Cloud-computing Demand Rises As Economy Bites
Double-dip recession is forcing a growing number of businesses to turn to cloud-based solutions in their IT systems.
According to KPMG’s latest Technology Issues Monitor, the dominant model in cloud computing is now ‘Software as a Service’ (SaaS) which provides businesses with on-demand software. SaaS requires no installation or program maintenance, nor licence fees.
It is a market worth $12.3 billion, worldwide in 2011. Analysts expect SaaS market to reach $14.5 billion before 2012 ends.
Steve Watmough, partner in KPMG’s CIO Advisory team, says: “As the current tight economic conditions are felt across the globe, tight IT budgets are pushing demand for cloud computing services. The attraction, especially for the smaller business, lies in organisations no longer needing to find funds for infrastructure, deployment or training.
“And with an increasingly mobile workforce, there is a greater need to access data from smart-phones or tablets.
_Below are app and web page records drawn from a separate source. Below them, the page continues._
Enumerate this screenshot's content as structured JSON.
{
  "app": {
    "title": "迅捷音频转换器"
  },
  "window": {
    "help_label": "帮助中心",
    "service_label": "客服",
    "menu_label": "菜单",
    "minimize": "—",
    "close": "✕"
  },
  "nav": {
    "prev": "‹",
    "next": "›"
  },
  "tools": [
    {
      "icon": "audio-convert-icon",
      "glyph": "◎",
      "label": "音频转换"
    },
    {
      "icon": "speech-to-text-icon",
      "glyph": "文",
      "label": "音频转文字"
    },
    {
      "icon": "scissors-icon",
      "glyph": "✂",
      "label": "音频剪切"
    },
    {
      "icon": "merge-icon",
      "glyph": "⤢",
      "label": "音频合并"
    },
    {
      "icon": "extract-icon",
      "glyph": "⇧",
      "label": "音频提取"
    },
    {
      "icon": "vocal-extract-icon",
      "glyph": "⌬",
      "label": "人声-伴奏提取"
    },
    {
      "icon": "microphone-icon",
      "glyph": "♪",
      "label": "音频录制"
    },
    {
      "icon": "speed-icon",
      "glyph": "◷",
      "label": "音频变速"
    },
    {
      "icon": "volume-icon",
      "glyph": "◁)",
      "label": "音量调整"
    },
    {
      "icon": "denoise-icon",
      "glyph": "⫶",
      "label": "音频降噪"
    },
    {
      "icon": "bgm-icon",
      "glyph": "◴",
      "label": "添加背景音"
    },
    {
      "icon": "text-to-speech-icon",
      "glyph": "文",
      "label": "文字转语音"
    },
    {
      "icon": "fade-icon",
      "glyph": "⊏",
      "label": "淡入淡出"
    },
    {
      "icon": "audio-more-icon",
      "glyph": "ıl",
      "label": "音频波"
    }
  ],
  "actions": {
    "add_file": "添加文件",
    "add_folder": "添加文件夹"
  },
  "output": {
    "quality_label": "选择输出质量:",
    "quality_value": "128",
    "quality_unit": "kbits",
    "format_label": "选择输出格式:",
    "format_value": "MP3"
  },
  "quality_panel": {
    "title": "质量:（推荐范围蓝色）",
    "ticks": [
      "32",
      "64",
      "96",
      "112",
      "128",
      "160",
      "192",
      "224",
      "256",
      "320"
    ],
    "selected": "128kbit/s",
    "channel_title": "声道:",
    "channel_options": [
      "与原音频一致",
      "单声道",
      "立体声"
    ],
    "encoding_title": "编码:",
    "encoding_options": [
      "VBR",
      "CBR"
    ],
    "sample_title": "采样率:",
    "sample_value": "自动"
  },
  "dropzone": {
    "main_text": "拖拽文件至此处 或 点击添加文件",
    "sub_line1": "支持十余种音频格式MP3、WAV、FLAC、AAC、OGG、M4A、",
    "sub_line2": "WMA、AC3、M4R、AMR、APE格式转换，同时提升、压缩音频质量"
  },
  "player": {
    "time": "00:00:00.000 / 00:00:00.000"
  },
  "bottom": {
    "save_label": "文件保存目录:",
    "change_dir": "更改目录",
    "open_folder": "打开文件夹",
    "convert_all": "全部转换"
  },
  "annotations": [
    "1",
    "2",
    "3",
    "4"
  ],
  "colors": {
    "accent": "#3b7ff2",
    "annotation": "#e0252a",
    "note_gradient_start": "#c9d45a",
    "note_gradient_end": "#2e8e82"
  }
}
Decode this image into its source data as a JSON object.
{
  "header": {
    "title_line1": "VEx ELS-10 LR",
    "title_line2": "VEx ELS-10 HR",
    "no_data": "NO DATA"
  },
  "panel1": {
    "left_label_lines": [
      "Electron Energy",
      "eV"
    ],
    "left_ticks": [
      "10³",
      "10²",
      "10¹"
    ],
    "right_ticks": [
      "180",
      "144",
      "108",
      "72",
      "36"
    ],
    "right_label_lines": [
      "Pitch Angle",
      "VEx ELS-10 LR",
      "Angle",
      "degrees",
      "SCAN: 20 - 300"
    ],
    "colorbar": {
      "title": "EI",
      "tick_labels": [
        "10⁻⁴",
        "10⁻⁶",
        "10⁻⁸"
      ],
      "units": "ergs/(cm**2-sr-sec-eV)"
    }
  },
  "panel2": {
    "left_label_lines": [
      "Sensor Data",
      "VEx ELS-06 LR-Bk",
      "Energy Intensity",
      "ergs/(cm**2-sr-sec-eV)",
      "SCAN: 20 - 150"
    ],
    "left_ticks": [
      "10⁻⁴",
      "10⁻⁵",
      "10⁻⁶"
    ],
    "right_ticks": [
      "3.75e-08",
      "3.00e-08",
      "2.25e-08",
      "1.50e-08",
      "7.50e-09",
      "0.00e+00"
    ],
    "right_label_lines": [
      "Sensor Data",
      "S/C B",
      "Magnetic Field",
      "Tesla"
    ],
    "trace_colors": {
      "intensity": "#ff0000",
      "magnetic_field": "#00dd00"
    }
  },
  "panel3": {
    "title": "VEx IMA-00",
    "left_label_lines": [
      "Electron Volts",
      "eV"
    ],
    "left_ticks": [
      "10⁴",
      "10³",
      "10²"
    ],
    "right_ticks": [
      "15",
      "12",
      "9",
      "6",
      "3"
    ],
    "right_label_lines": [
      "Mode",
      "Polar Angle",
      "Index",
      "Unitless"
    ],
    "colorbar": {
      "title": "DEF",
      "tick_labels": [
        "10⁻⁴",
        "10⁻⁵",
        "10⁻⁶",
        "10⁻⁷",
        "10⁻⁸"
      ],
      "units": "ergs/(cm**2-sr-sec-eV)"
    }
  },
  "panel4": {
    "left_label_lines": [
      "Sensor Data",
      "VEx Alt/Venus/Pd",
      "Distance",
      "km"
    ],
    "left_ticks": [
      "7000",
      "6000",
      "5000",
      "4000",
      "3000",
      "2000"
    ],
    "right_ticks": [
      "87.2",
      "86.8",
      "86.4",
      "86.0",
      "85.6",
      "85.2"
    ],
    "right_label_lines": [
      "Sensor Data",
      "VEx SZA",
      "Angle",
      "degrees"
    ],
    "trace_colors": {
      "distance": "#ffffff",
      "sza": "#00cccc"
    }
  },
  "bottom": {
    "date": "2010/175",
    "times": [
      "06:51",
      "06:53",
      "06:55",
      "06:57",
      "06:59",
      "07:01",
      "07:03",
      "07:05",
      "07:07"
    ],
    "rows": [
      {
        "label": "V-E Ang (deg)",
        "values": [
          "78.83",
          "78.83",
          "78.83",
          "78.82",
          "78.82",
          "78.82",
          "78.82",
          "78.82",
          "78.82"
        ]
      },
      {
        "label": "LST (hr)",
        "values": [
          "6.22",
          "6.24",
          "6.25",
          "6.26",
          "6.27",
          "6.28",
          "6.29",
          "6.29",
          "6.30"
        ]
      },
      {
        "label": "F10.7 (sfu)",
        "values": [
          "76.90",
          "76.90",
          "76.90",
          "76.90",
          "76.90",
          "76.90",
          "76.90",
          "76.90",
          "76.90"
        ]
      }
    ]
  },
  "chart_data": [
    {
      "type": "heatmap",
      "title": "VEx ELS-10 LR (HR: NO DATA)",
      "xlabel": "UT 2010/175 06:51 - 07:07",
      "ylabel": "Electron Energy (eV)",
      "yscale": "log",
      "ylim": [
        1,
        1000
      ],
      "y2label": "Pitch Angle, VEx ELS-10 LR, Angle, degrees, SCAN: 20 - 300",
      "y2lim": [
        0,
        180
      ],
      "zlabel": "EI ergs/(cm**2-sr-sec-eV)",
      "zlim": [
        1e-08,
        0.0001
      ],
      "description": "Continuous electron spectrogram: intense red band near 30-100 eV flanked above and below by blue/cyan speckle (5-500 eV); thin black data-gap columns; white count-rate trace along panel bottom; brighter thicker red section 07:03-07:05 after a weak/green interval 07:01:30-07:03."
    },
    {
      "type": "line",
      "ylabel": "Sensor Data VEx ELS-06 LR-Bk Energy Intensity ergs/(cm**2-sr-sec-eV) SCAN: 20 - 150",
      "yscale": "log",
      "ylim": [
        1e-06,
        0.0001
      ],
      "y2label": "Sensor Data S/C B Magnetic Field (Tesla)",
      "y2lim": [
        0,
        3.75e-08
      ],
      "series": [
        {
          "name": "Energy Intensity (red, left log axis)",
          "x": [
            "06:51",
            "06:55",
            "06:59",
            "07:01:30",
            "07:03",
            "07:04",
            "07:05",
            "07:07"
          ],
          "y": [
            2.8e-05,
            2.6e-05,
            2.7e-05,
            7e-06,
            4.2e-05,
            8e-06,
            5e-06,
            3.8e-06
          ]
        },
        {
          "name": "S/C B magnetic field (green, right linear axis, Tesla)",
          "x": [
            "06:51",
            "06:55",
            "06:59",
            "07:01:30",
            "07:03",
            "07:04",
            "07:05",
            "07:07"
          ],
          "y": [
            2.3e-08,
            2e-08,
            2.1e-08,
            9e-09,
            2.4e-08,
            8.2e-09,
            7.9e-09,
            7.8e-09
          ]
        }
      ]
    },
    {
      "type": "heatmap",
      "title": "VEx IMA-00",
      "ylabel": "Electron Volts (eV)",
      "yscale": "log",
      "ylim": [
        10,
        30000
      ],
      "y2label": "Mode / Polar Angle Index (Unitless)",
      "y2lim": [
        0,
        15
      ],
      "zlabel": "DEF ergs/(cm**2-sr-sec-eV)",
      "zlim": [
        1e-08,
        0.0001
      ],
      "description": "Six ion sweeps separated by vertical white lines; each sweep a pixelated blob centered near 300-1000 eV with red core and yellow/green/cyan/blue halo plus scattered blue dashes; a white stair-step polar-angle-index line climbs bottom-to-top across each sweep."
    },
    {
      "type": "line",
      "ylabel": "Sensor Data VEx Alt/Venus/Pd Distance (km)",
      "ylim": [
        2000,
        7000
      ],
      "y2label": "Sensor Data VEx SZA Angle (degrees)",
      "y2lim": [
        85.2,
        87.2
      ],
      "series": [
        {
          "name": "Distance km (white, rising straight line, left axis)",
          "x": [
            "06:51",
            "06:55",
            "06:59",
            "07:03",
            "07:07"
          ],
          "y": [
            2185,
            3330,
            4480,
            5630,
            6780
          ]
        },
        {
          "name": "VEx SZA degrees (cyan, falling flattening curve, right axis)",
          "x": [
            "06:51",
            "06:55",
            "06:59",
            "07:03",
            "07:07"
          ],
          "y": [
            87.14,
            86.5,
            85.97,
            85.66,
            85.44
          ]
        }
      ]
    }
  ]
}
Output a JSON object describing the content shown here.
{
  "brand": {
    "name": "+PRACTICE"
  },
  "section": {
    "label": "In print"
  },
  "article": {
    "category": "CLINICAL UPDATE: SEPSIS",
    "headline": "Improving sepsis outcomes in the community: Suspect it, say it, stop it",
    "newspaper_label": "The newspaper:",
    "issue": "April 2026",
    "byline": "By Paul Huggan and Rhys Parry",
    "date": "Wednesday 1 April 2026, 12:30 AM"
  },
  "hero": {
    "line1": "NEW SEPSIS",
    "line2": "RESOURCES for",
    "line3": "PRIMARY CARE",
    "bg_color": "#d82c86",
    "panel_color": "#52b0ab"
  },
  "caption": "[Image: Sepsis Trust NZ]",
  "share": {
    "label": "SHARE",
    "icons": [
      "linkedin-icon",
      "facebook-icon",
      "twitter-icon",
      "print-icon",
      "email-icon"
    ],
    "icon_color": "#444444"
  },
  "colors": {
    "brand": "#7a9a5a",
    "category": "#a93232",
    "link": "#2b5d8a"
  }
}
SaaS allows for the integration of powerful business apps on mobile devices meaning that it is only likely to increase in popularity with the corporate environment. The technology ensures employees can work on the same documents in real-time from anywhere on any internet-connected device – and all for a monthly subscription, which can be adjusted with ease.”
KPMG’s analysis shows that as the demand for SaaS grows, service providers are outsmarting each other to offer new capabilities. Most of them resort to industry-specific solutions to come out unique from the rest.
However, a number of high profile problems are sure to beset customers – security, network stability, the limited integration with their existing systems and the time it takes for organisations to implement new technology.
Watmough concludes: “The need for security means businesses are pushing for stricter governance controls around cloud computing and SaaS. But security is not where concerns stop and customers are also increasingly emphasising ‘uptime’ and performance in their negotiations with suppliers. They want opt out clauses which weren’t so easy to secure with infrastructure investments and suppliers would be well advised to take these concerns seriously or lose out to the competition.”